God orders what we cannot do, that we may know what we ought to ask of him. There is a great utility in precepts [commands], if all that is given to free will is to do greater honor to divine grace. Faith acquires what the law requires; nay, the requires, in order that faith may acquire what is thus required; nay, more, God demands of us faith itself, and finds not what he thus demands, until by giving he makes it possible to find it.Augustine is saying that God demands what we cannot do because we are sinful and enslaved. But, his demanding makes way for his grace, for by his grace faith acquires what we in our sinfulness cannot - righteousness, obedience to God's precepts. In fact, Augustine pushes it further, even the faith God requires he finds lacking in us until he bestows it upon us a free gift. Thus, in all of this, God is magnified as the Holy God who demands righteousness of his people and the Gracious God who gives to his people what he cannot find in them. Beautiful!

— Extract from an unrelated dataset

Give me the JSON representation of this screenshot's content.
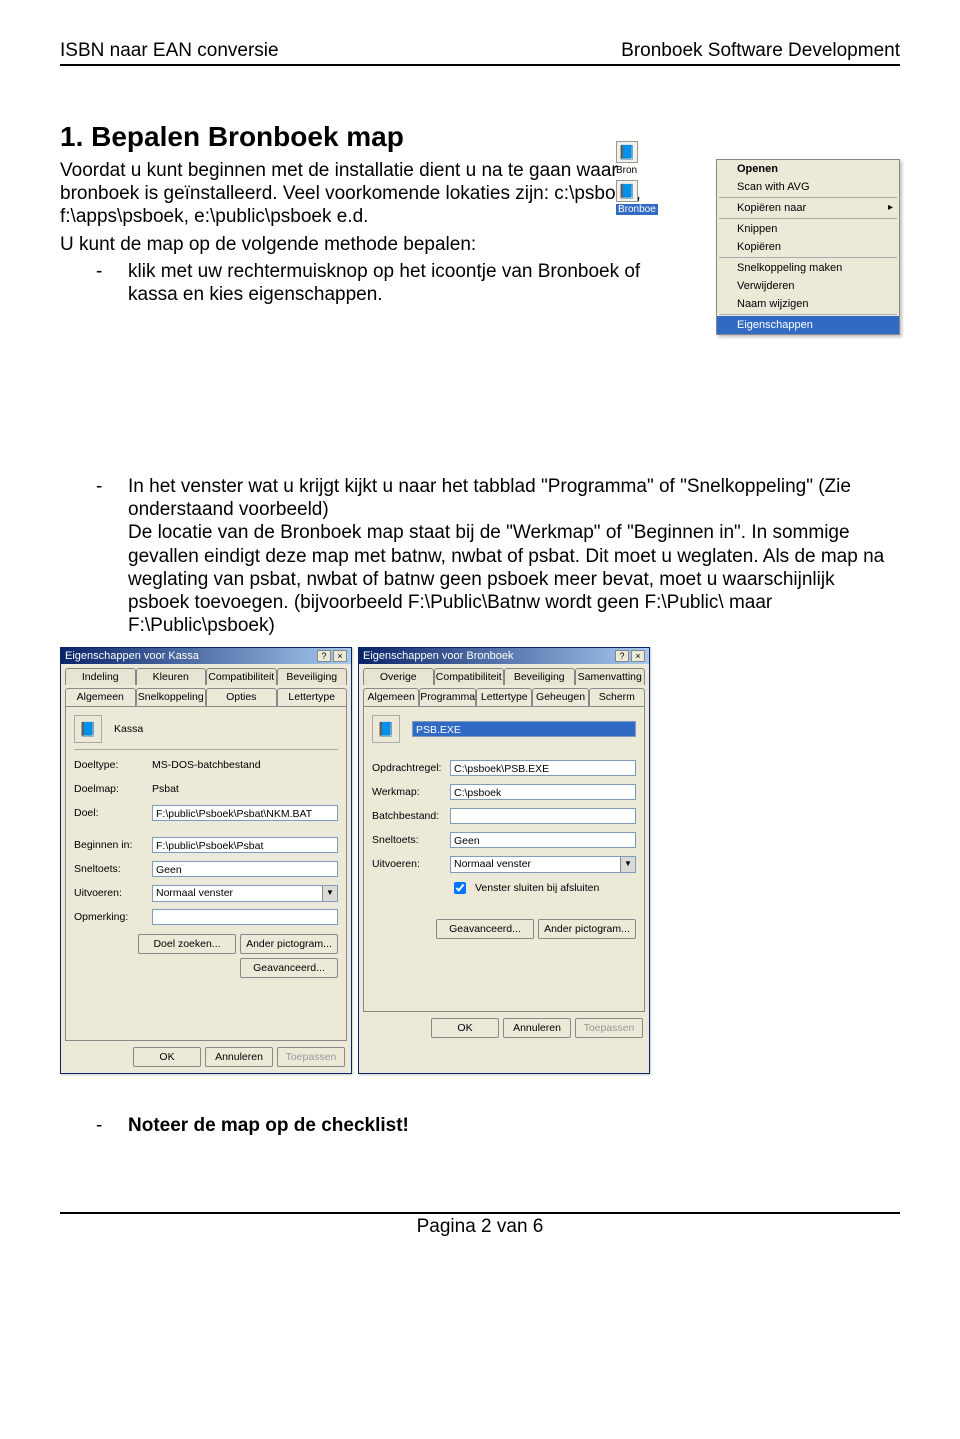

Calvin also includes the famous prayer of Augustine, which would be an appropriate prayer for us all to learn as we take up Bob's challenge to pray before we act: "Grant what you command and command what you will."